Malaysia’s sovereign wealth fund Khazanah Nasional has defended its decision not to make an early investment in Southeast Asia’s ride-hailing and food delivery superapp Grab.
Chief Investment Officer Azmil Zahruddin told CNBC the fund’s investment strategy was to focus on large investments — not direct startup deals.
Khazanah could not close an early deal to fund the Malaysian-founded Grab.
Other investors including Singapore’s state-owned investor Temasek eventually took a stake in Grab and the ride-hailing giant moved its headquarters to Singapore. The company went on to raise $4.5 billion and listed on Nasdaq in late 2021 through a SPAC merger with Altimeter Growth Corp, making Grab the biggest listing in the U.S. by a Southeast Asian company.
Anthony Tan, chief executive officer of Grab Holdings Inc., center right, and Tan Hooi Ling, co-founder of Grab Holdings Inc., celebrate on stage during a bell-ringing ceremony as Grab begins trading on the Nasdaq, in Singapore, on Thursday, Dec. 2, 2021.
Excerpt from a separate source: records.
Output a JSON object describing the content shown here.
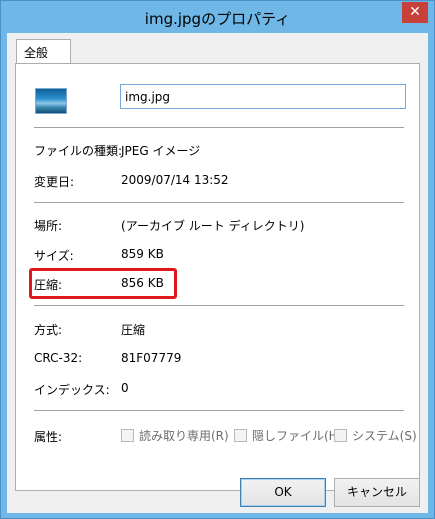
{
  "window": {
    "title": "img.jpgのプロパティ",
    "close_label": "✕"
  },
  "tabs": [
    {
      "label": "全般"
    }
  ],
  "file": {
    "name": "img.jpg"
  },
  "props": {
    "type_label": "ファイルの種類:",
    "type_value": "JPEG イメージ",
    "modified_label": "変更日:",
    "modified_value": "2009/07/14 13:52",
    "location_label": "場所:",
    "location_value": "(アーカイブ ルート ディレクトリ)",
    "size_label": "サイズ:",
    "size_value": "859 KB",
    "compressed_label": "圧縮:",
    "compressed_value": "856 KB",
    "method_label": "方式:",
    "method_value": "圧縮",
    "crc_label": "CRC-32:",
    "crc_value": "81F07779",
    "index_label": "インデックス:",
    "index_value": "0",
    "attrs_label": "属性:"
  },
  "attributes": {
    "readonly": "読み取り専用(R)",
    "hidden": "隠しファイル(H)",
    "system": "システム(S)"
  },
  "buttons": {
    "ok": "OK",
    "cancel": "キャンセル"
  },
  "colors": {
    "titlebar": "#6fb7e6",
    "close": "#c7403a",
    "highlight": "#e0181a"
  }
}
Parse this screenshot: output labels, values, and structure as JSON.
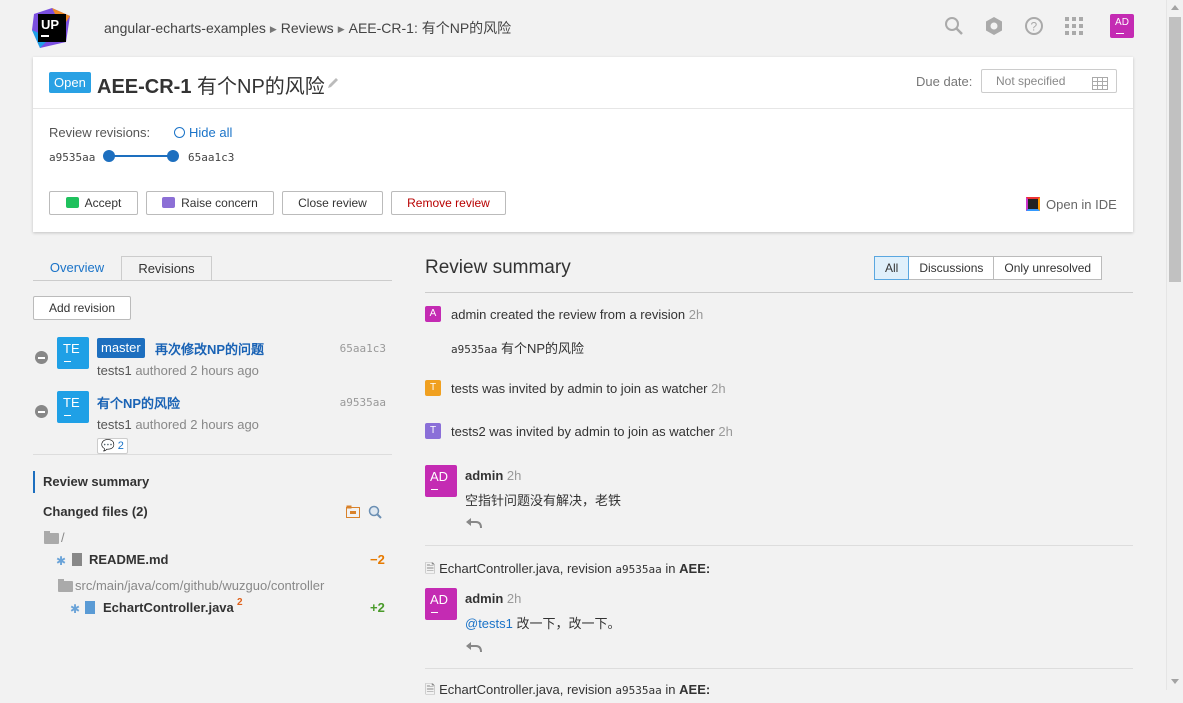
{
  "breadcrumb": {
    "project": "angular-echarts-examples",
    "section": "Reviews",
    "current": "AEE-CR-1: 有个NP的风险"
  },
  "header": {
    "avatar": "AD",
    "icons": [
      "search-icon",
      "hexagon-icon",
      "help-icon",
      "apps-grid-icon"
    ]
  },
  "review": {
    "status": "Open",
    "id": "AEE-CR-1",
    "title": "有个NP的风险",
    "due_label": "Due date:",
    "due_value": "Not specified",
    "revisions_label": "Review revisions:",
    "hide_all": "Hide all",
    "rev_from": "a9535aa",
    "rev_to": "65aa1c3",
    "buttons": {
      "accept": "Accept",
      "concern": "Raise concern",
      "close": "Close review",
      "remove": "Remove review"
    },
    "open_ide": "Open in IDE"
  },
  "left": {
    "tabs": {
      "overview": "Overview",
      "revisions": "Revisions"
    },
    "add_revision": "Add revision",
    "revisions": [
      {
        "avatar": "TE",
        "branch": "master",
        "message": "再次修改NP的问题",
        "hash": "65aa1c3",
        "author": "tests1",
        "authored": "authored 2 hours ago"
      },
      {
        "avatar": "TE",
        "message": "有个NP的风险",
        "hash": "a9535aa",
        "author": "tests1",
        "authored": "authored 2 hours ago",
        "comments": "2"
      }
    ],
    "review_summary": "Review summary",
    "changed_files": "Changed files (2)",
    "root": "/",
    "file1": {
      "name": "README.md",
      "diff": "−2"
    },
    "folder2": "src/main/java/com/github/wuzguo/controller",
    "file2": {
      "name": "EchartController.java",
      "badge": "2",
      "diff": "+2"
    }
  },
  "right": {
    "title": "Review summary",
    "filters": [
      "All",
      "Discussions",
      "Only unresolved"
    ],
    "activity": [
      {
        "avatar": "A",
        "text": "admin created the review from a revision",
        "time": "2h",
        "color": "#c42bb3"
      },
      {
        "hash": "a9535aa",
        "msg": "有个NP的风险"
      },
      {
        "avatar": "T",
        "text": "tests was invited by admin to join as watcher",
        "time": "2h",
        "color": "#f0a020"
      },
      {
        "avatar": "T",
        "text": "tests2 was invited by admin to join as watcher",
        "time": "2h",
        "color": "#8a6fd8"
      }
    ],
    "comment1": {
      "avatar": "AD",
      "author": "admin",
      "time": "2h",
      "text": "空指针问题没有解决，老铁"
    },
    "file_ref1": {
      "file": "EchartController.java, revision",
      "hash": "a9535aa",
      "in": "in",
      "project": "AEE:"
    },
    "comment2": {
      "avatar": "AD",
      "author": "admin",
      "time": "2h",
      "mention": "@tests1",
      "text": "改一下，改一下。"
    },
    "file_ref2": {
      "file": "EchartController.java, revision",
      "hash": "a9535aa",
      "in": "in",
      "project": "AEE:"
    }
  }
}
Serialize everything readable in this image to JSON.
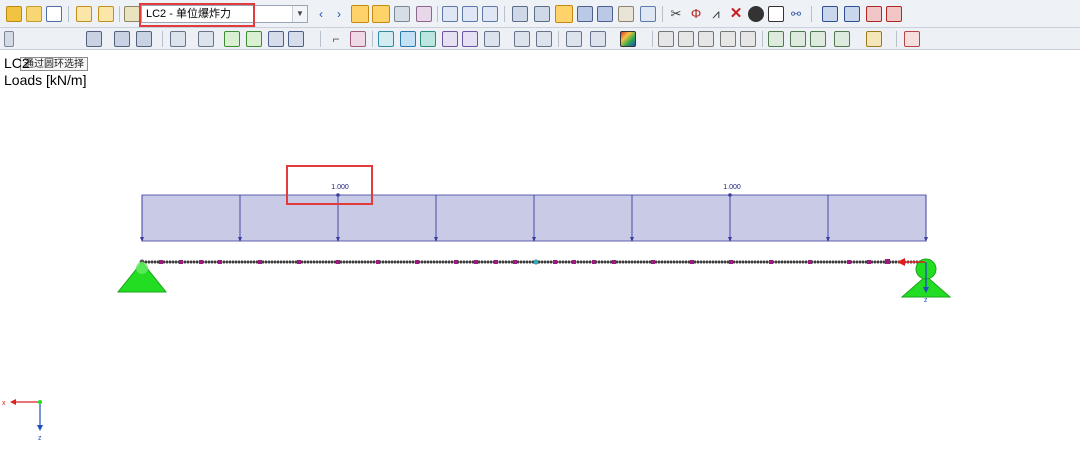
{
  "toolbar": {
    "load_case_combo": {
      "value": "LC2 - 单位爆炸力"
    },
    "tooltip": "通过圆环选择"
  },
  "view": {
    "load_case_title": "LC2",
    "load_subtitle": "Loads [kN/m]",
    "load_labels": [
      "1.000",
      "1.000"
    ],
    "support_axis_label": "z",
    "axes": {
      "x_label": "x",
      "z_label": "z"
    }
  },
  "colors": {
    "load_fill": "#c8cae6",
    "load_stroke": "#3b3ea0",
    "member": "#333333",
    "node": "#9b1a7e",
    "support": "#22dd22",
    "highlight": "#e23b3b"
  }
}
Ore Huiying | Bloomberg | Getty Images
“You have to look at what Khazanah is and what its DNA is,” Zahruddin said in an exclusive interview with “CNBC Squawk Box Asia” on Thursday.
“Our DNA is that we manage large investments. [Venture capital] investing is not really what we do, and it’s not really our expertise and skill set.”
“So what we try to do is, instead of trying to do those investments directly, we actually seed investments into VC funds who then invest into companies around the region.”
Zahruddin agreed, however, that it was important for Malaysia to support its entrepreneurs and retain its talent.
He said Khazanah would continue to help Malaysian startups through an indirect approach of investing into funders that take a stake in these new companies and potentially investing in them directly after they have matured to a size that meets the fund’s investment criteria.
To that end, Zahruddin said Khazanah invested in Grab’s competitor Uber through an intermediary funder which was willing to invest in Uber at an early stage.
Khazanah’s investment in the foreign-owned Uber instead of Grab, which was started by two Malaysians, raised eyebrows in the Malaysian investment community.
Zahruddin said the venture capital markets have been quite challenging and many endowment funds that have been active in venture capital have seen their investments fall by up to 40% in the past year.
But Khazanah would continue to deploy funds into the technology sector and has been doing so in the past 10 years.
“In hindsight, it is a good thing that we’re not really able to do direct investments anyway, because that is something that is quite challenging for anyone who’s been in VC,” Zahruddin said.
Khazanah posted a nearly 80% drop in annual profits in 2021 to 670 million Malaysian ringgit, or $150.36 million. The year before profits also fell about 60% to RM $2.9 billion.
The sovereign wealth fund said the fall in profits were due to its continued extension of financial assistance to its airlines and tourism investments suffering from Covid-19 disruptions.
Last month, Khazanah announced it would explore new investment opportunities in Turkey following a meeting between representatives from the fund and the Turkey Wealth Fund in Istanbul.